  • Maintain competition between vendors.
Typically, someone will bring up using virtualization as a mechanism to ensure fair competition among vendors for capacity growth.  While there is some validity to that for existing environments where multiple vendors are already on the floor and under maintenance, for new environments the "startup costs" of new arrays tend to negate any "negotiating benefit" you could get from virtualizing the environment in my opinion.

2 comments:

ttrogden said...

Full Disclosure - I’m an Enterprise Architect with Xiotech.

Hey Techmute - nice blog post and thank you very much for the reference in the blog !!

You bring up some great points. At the end of the day, making sure that you size your solution to fit your needs is important. Whether you include dedupe, thin provisioning, and all other sorts of bloated bells and whistles. It all adds up at the end :)

Specifically in regards to your comments around sizing for tier 1 storage. I recently wrote a blog post called “Performance Starved Applications” (http://bit.ly/4WvpiK ) in which I talk about the phenomena of under sizing storage arrays to the point that causes applications to have performance issues. In your blog you mentioned having to add spindles in Tier 1 storage to solve a performance issue. I tell prospects all the time, in typical storage solutions the system will never be any faster than it does when it’s empty. As soon as you start adding data the performance starts to degrade. Now, as good sales engineers it’s our job to figure out how to size the solution correctly. The more information the customer can give us, the more accurate our sizing models can be. For instant, should we base their Tier 1 performance numbers on 50% full, 75% or even 90% full? If you look at a customer that have had their array for more than say 2 years, they are probably at 80% + full. I doubt seriously that their solution was ever sized (Performance wise) based on that capacity utilization.

So I agree, customers need to make sure they are looking at the big picture, not just for the immediate need, but for the needs over the next 12, 24 or even 36+ months. No one wants to go back to their CFO and ask for more money and no one should have to over buy their Tier 1 storage to fix performance issues.

Thanks,
@Xio_Tommyt
Xiotech Entperise Architect

techmute said...

Thanks for the comment Tommy. One addition:

"If you look at a customer that have had their array for more than say 2 years, they are probably at 80% + full. I doubt seriously that their solution was ever sized (Performance wise) based on that capacity utilization."

If the "performance tier" is at 80%+ full, I'd assume one of three things have occurred.

1. The customer has very closely watched the Tier and has pushed it pretty close to its maximum IOPS capacity for their workload (or else they are running SSDs).

2. There are enough allocations mis-tiered into Tier 1 that are "covering" for the allocations that require Tier 1 speed.

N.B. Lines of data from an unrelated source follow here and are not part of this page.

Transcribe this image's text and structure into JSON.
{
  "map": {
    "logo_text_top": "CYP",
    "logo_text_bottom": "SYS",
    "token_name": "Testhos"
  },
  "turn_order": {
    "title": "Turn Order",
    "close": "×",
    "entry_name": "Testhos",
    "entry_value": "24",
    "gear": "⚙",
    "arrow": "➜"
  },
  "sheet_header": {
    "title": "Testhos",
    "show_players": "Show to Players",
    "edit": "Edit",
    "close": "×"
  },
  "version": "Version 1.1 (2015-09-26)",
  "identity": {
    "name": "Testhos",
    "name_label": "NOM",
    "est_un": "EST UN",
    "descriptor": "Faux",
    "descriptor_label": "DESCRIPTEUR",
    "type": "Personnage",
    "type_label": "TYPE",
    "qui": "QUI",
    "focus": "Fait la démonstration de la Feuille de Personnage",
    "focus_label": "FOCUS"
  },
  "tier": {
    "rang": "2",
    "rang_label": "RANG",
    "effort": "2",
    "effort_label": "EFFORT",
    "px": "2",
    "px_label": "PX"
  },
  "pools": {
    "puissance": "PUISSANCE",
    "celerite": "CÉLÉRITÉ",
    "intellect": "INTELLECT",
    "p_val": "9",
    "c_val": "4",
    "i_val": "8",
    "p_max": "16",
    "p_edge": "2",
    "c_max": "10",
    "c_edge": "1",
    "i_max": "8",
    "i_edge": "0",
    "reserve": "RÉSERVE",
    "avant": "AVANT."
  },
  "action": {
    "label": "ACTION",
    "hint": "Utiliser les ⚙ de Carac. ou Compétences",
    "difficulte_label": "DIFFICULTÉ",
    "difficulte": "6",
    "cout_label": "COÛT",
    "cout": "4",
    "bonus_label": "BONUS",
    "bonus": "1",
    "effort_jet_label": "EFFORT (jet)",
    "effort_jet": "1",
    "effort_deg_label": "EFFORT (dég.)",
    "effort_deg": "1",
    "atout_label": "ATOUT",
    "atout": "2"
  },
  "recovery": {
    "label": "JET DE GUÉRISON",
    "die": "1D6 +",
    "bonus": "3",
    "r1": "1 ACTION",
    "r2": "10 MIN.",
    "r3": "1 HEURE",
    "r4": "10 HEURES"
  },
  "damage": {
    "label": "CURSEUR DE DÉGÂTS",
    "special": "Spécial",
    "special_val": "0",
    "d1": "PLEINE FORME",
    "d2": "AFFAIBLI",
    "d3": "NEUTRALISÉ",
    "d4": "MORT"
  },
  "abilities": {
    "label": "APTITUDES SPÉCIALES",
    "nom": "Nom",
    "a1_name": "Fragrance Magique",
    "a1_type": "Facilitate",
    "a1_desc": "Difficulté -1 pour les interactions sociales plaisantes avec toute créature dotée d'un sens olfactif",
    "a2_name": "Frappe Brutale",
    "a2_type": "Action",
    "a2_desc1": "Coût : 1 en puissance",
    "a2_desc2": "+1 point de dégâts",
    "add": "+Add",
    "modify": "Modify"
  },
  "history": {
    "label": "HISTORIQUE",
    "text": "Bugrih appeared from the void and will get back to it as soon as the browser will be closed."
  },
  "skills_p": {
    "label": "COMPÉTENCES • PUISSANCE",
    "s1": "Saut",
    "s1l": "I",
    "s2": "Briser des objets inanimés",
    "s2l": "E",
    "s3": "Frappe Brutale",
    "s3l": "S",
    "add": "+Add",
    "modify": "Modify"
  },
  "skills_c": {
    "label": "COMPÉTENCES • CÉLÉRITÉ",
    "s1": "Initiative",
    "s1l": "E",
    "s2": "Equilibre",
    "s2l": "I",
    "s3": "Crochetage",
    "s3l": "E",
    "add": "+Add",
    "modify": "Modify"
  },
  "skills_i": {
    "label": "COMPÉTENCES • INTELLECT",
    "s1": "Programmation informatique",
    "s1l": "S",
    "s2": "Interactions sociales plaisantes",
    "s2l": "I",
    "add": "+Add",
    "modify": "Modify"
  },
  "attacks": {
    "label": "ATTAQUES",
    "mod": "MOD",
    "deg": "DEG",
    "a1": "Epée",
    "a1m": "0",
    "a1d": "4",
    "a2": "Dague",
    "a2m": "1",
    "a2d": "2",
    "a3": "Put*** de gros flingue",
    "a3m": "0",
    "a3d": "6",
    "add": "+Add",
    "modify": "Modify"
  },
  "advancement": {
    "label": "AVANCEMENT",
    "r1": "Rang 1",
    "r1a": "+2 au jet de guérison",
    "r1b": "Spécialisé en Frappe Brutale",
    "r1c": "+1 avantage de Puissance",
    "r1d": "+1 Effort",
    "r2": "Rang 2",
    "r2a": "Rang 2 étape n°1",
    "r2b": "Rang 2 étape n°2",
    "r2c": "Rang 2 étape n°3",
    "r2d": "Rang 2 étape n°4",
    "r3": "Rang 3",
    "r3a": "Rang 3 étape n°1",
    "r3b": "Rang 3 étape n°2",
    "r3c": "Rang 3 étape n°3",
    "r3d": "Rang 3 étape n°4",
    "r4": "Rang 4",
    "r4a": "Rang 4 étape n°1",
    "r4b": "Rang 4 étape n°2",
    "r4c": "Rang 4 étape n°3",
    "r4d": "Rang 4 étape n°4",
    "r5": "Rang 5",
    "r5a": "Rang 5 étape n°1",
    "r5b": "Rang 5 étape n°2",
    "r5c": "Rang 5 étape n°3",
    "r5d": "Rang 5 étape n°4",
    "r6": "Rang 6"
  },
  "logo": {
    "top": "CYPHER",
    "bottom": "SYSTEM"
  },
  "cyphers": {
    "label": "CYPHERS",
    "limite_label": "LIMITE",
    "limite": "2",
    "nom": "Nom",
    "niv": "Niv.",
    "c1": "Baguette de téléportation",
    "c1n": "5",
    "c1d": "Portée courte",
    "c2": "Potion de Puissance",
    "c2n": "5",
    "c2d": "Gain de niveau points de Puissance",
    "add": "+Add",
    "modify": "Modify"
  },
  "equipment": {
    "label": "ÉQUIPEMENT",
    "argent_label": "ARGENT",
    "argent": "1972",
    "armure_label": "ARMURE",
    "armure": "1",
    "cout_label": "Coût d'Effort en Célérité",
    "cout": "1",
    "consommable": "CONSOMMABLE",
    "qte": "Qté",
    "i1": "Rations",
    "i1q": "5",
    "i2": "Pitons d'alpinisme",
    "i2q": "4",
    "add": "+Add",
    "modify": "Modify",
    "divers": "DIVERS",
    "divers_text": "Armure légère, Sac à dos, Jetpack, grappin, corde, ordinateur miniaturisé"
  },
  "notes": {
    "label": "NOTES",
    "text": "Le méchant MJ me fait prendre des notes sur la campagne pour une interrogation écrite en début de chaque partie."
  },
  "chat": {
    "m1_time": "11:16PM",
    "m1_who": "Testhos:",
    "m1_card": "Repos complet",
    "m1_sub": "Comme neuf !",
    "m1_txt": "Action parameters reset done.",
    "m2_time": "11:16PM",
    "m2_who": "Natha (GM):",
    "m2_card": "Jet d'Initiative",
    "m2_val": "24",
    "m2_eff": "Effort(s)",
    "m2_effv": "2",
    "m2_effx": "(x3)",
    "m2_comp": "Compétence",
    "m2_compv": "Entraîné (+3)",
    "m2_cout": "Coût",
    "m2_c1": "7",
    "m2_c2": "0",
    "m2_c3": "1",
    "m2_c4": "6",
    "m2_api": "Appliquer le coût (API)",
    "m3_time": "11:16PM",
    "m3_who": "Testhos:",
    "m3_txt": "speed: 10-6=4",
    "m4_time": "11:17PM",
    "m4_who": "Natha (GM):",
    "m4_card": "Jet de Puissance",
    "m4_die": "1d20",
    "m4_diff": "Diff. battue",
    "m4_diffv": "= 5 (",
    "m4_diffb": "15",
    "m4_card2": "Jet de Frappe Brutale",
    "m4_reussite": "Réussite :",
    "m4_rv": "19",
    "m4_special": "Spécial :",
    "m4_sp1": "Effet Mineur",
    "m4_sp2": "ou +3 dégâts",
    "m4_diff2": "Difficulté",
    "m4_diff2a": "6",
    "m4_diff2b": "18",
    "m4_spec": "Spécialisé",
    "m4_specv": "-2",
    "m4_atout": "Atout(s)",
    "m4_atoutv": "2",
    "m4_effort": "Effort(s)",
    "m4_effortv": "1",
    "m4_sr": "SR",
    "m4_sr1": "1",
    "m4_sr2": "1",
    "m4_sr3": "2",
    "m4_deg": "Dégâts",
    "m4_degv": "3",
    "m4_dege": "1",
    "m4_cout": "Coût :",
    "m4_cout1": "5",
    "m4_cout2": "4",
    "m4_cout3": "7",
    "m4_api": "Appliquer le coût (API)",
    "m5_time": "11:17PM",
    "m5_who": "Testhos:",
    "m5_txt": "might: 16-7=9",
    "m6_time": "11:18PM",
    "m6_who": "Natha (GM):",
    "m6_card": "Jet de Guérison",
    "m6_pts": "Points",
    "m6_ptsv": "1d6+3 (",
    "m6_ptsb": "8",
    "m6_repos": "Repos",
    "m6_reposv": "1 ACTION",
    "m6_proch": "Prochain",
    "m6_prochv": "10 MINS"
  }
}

EMC FAST can actually save some money by migrating this data to a less costly tier.

3. Tier 1 has been over-allocated to such an extent that it is no longer a performance tier. It is just a different, more costly iteration of their tier 2.